▸ **What to work on**
Across the data below, how many lines hold "icon"? Answer with that number and nothing else.

▸ **Data listing**
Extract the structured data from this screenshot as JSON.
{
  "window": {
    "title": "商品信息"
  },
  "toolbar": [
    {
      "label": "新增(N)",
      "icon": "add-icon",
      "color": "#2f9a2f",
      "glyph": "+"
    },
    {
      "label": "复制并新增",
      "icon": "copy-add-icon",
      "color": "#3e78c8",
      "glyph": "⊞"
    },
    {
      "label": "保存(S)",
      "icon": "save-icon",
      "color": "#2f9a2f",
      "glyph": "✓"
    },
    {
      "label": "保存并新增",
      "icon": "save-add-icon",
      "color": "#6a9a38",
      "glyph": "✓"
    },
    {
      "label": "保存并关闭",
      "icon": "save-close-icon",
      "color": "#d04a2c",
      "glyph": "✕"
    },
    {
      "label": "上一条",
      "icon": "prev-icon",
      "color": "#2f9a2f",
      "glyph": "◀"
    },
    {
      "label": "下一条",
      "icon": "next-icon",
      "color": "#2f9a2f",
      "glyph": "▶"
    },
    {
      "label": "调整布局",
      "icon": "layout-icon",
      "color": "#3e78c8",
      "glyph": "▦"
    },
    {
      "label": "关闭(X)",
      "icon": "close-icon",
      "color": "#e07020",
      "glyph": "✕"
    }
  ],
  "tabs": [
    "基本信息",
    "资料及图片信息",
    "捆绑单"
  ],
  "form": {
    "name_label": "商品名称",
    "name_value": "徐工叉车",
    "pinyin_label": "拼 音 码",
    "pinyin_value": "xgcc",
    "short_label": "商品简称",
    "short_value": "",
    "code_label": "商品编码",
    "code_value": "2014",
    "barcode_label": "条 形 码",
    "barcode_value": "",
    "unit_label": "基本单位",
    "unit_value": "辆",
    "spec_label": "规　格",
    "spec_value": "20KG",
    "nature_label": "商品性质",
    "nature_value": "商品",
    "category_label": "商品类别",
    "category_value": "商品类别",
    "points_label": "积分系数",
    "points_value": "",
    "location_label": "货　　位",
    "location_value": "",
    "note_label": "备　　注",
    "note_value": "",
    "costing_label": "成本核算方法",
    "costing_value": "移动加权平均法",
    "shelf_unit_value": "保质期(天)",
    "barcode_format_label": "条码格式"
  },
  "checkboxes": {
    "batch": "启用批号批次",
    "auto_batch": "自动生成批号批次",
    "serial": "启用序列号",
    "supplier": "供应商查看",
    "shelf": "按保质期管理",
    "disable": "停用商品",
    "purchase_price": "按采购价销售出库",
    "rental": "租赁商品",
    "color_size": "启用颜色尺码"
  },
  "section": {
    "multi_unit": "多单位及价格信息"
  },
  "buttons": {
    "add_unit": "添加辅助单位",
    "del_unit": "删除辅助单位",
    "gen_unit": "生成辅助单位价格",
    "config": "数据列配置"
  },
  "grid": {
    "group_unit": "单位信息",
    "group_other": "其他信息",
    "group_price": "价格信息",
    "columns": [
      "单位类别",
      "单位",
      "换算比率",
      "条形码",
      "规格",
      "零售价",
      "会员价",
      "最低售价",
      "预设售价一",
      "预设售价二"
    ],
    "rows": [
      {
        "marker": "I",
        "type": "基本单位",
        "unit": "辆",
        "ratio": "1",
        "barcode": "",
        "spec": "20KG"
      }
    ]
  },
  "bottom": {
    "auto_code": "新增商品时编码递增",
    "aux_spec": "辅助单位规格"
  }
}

▸ **Answer below**
9